Also on Syriza's agenda is easing the repayment terms of the 240 billion euros ($295 billion) in loans the country has received since the height of its financial crisis in 2010—a hope that German politicians such as Finance Minister Wolfgang Schaeuble have been quick to dismiss this week. The bailout came with strict conditions on government spending and structural reforms. These measures have had a crippling effect on the Greek economy and renegotiating them has been a key part of Syriza's election campaign.

Read MoreGreek bond yields spike as Syriza scraps austerity

If Syriza had hoped for more sympathy from France—which has itself missed several deadlines to lower its budget deficit—Macron looked to bury them on Thursday.

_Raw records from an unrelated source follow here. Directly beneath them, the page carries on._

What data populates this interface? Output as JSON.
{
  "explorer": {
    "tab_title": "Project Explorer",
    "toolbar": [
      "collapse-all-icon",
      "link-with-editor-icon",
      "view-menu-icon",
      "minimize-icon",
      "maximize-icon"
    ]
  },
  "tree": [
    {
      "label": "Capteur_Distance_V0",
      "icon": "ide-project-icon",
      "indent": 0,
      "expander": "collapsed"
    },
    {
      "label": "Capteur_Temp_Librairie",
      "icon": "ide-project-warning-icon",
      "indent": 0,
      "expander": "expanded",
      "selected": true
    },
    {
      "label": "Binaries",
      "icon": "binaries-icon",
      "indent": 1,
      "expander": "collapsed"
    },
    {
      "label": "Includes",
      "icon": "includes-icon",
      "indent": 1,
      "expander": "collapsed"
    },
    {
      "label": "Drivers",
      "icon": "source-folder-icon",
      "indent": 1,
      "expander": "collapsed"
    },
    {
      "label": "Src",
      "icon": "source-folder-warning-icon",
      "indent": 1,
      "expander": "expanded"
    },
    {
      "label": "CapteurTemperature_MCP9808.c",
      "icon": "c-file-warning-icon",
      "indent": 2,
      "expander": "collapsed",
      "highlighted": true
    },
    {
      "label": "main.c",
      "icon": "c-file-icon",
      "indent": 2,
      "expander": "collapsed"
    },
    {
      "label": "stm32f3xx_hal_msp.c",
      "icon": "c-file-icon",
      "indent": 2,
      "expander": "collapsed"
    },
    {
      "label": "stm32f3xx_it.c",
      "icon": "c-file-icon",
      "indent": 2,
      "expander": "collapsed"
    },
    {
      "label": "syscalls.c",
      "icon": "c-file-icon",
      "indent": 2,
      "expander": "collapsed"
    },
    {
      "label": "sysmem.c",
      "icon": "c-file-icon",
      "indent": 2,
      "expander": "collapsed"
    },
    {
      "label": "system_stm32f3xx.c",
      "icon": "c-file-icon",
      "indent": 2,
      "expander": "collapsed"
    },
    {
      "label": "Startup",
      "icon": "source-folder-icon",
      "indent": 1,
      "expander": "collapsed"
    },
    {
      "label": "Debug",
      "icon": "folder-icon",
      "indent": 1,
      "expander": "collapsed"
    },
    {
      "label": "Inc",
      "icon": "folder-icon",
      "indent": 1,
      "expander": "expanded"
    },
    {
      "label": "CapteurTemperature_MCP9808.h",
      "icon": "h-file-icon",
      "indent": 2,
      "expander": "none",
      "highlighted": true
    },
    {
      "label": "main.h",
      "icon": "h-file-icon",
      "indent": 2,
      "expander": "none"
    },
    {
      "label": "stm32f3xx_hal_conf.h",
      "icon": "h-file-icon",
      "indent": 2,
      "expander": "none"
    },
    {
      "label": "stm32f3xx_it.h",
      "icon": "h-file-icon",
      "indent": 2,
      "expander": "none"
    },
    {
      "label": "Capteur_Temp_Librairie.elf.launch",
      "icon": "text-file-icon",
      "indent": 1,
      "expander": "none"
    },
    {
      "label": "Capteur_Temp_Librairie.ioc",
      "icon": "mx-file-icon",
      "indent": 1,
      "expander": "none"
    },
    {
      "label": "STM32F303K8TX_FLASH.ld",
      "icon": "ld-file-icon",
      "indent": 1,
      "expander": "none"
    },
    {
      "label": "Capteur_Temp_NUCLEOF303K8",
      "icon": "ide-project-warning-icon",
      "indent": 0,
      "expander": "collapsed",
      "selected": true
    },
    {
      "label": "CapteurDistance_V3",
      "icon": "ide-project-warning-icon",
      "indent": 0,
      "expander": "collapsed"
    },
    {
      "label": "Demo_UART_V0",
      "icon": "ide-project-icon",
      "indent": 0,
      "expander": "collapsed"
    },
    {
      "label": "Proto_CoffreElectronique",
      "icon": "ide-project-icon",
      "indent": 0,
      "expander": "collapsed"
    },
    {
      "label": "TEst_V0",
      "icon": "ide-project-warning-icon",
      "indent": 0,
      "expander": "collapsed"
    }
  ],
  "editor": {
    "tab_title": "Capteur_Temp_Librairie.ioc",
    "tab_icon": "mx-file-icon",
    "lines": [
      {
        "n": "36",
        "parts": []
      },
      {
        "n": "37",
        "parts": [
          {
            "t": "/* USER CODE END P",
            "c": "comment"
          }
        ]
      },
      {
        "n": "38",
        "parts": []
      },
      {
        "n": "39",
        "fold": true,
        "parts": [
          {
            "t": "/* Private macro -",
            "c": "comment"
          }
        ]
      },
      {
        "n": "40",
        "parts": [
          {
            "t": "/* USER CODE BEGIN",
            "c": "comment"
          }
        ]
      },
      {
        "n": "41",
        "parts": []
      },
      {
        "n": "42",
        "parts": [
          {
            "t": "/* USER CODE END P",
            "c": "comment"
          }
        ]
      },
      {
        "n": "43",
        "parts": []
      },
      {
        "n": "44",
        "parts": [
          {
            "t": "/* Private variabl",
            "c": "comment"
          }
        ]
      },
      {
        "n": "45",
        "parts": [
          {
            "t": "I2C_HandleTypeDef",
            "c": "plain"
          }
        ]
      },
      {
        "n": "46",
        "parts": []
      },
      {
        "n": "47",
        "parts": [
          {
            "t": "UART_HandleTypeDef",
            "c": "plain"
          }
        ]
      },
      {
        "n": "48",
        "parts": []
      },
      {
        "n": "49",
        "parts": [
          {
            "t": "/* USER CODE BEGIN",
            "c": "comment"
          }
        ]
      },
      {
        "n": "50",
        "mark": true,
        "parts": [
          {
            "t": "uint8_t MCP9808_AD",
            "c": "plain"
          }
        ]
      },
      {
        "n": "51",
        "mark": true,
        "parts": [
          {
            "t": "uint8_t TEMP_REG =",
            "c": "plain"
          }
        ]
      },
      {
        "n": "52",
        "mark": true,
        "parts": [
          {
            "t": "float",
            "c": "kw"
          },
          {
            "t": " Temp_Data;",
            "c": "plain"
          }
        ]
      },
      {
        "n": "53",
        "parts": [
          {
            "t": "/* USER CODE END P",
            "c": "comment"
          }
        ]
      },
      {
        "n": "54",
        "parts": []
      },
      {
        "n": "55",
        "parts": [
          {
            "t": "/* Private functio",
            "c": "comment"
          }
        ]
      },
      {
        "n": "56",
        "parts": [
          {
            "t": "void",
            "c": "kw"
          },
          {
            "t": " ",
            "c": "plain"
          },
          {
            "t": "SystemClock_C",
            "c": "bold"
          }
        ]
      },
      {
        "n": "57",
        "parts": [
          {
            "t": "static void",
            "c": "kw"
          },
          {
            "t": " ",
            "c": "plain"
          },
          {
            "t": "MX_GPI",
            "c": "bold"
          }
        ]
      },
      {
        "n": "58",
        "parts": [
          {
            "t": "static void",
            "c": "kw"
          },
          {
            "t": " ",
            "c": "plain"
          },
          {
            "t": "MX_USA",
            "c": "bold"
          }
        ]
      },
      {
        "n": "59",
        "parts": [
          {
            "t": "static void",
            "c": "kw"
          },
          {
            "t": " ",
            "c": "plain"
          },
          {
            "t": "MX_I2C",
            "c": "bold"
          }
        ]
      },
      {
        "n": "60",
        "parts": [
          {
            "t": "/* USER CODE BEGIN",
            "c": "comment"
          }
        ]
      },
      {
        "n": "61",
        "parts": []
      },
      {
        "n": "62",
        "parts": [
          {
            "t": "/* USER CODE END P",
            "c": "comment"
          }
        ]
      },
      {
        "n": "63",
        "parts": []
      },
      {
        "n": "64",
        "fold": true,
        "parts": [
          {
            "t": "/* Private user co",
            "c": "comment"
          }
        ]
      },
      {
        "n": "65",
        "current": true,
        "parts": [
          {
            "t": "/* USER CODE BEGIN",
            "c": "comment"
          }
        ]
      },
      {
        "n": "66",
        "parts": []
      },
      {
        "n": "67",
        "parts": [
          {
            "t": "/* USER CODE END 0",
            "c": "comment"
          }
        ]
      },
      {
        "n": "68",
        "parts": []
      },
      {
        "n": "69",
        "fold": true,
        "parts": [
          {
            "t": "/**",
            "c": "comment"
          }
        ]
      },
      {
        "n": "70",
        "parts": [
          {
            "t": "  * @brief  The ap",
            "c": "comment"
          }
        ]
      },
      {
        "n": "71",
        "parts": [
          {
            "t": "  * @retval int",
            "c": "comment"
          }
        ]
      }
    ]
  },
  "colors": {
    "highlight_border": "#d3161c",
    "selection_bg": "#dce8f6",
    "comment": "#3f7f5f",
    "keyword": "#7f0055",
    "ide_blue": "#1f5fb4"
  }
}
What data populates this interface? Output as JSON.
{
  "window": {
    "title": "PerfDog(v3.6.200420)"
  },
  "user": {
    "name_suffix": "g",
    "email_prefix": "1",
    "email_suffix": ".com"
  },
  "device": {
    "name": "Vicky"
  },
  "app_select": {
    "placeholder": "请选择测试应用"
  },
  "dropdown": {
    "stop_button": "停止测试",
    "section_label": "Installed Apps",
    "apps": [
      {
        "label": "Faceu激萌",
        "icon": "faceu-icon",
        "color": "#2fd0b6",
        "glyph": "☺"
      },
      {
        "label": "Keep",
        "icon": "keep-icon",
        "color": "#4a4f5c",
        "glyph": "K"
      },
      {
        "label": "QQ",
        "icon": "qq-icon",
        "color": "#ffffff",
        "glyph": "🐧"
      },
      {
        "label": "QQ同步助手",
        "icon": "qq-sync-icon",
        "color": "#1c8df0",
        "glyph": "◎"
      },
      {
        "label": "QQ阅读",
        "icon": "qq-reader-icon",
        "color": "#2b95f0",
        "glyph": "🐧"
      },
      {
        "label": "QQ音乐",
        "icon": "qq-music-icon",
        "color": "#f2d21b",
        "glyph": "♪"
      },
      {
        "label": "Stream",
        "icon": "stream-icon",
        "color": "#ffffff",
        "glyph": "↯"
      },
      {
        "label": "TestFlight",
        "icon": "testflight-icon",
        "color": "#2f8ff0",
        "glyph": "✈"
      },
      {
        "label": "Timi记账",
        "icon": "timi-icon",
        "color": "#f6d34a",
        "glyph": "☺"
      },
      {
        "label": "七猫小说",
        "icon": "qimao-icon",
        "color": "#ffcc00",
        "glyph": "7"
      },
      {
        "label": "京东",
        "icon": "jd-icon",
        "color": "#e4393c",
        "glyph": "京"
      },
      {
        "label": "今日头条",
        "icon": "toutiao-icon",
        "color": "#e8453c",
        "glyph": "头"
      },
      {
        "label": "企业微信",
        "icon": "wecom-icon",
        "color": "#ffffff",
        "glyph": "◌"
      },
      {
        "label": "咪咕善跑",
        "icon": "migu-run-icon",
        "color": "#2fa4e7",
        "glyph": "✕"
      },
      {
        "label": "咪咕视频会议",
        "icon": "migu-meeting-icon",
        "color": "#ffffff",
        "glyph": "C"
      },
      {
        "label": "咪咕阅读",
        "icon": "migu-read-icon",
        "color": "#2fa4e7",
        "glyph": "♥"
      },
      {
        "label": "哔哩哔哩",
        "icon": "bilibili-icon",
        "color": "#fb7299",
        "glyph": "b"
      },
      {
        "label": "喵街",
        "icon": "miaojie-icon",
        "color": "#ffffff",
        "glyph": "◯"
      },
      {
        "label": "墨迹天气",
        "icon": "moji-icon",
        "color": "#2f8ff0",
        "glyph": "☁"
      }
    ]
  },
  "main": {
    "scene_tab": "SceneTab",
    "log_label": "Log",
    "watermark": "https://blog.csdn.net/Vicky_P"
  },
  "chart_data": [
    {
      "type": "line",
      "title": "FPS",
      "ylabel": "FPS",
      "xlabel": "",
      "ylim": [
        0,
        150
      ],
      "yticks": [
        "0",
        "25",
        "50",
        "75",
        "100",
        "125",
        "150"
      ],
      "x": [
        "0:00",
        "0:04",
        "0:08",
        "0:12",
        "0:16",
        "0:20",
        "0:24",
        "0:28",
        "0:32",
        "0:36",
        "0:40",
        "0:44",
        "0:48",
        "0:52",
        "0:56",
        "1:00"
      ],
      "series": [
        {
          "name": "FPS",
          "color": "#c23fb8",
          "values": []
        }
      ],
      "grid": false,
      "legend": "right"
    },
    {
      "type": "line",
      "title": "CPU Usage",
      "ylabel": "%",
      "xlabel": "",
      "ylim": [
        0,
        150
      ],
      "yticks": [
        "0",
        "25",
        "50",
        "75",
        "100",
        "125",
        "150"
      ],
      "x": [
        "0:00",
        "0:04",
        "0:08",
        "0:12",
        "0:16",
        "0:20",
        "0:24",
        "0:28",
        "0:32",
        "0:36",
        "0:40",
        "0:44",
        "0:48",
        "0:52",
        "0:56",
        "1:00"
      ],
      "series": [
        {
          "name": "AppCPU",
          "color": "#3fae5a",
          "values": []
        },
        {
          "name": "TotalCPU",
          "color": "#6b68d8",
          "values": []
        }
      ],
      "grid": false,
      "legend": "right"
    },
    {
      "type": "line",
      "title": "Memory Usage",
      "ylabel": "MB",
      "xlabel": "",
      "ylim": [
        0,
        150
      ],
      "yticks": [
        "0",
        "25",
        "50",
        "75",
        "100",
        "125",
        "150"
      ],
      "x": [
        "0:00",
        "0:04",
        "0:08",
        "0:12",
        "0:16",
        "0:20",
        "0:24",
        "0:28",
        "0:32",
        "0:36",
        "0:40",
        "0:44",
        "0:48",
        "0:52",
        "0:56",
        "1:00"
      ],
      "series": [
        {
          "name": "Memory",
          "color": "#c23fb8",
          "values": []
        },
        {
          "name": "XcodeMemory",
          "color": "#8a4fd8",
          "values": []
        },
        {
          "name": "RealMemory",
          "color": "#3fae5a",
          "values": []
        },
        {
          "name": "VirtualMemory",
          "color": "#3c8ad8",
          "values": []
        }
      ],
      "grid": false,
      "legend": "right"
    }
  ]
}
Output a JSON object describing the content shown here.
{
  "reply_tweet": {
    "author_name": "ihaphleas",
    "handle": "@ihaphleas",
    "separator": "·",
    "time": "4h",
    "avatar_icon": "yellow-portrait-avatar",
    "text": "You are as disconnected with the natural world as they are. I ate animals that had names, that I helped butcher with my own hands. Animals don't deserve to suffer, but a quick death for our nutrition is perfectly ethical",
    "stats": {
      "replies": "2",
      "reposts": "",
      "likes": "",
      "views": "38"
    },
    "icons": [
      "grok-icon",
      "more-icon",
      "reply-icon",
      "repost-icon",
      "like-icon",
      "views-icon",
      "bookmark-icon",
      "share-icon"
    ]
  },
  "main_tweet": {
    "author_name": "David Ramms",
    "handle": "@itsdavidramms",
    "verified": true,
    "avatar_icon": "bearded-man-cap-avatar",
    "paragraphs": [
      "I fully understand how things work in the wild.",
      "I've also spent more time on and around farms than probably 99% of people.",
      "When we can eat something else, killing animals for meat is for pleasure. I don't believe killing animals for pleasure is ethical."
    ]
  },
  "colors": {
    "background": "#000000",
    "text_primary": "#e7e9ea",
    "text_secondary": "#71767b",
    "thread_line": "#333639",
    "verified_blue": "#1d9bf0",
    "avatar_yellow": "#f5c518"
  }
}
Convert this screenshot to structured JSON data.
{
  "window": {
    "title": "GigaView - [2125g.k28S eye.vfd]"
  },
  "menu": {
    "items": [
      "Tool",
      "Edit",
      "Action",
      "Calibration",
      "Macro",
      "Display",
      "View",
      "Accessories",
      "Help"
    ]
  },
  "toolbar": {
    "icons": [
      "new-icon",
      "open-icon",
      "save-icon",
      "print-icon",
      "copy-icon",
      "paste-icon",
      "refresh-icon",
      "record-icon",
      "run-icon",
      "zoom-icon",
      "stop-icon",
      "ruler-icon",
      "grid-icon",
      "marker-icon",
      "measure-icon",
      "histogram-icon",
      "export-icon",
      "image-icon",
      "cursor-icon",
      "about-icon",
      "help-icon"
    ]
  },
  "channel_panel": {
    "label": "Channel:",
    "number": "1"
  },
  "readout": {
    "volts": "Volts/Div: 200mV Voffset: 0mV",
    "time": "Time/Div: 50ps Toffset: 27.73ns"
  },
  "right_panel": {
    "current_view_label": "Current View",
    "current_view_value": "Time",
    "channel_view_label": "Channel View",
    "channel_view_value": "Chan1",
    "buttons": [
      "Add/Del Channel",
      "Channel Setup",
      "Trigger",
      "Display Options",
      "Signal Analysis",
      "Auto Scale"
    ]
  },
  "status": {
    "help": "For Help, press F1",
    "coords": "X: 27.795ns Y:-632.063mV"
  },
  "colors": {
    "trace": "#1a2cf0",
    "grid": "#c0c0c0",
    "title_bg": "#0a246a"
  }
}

"All the European governments are exposed to Greek debt, so we will have a negotiation, but the with the Commission, with the ECB (European Central Bank)," he told CNBC. "But for me, there is no specific waiver due to the new political situation."

Other than France, Greece may also look for backing from other southern European members of the single currency union, some of whom are struggling with their own debt burdens.

Whether this will translate into policy change on the part of the ECB or European Commission, the executive arm of the European Union, is seen as doubtful however.

"We think that these countries will find it very difficult to meet Syriza's demands of a writedown, while at the same time cancelling most of the reforms adopted during the adjustment program," said Jakob Christensen, senior economist at Exotix Fixed Income, in a research note last Friday.

The role of the euro zone's governments in reviving the region's stagnant economy has come under increasing scrutiny. Bank of England governor Mark Carney on Wednesday called for euro zone members to loosen budgets in order to promote regional growth. However, as the U.K. is not a euro zone member, his influence over Germany and France will be limited.

Even if unsympathetic, France may look for a role as message bearer. On Wednesday, French Finance Minister Michel Sapin said that France wanted to facilitate talks between Tsipras and the rest of the euro zone, ekathimerini reported. The Greek newspaper said that Sapin would meet his Grecian counterpart in Paris next Monday.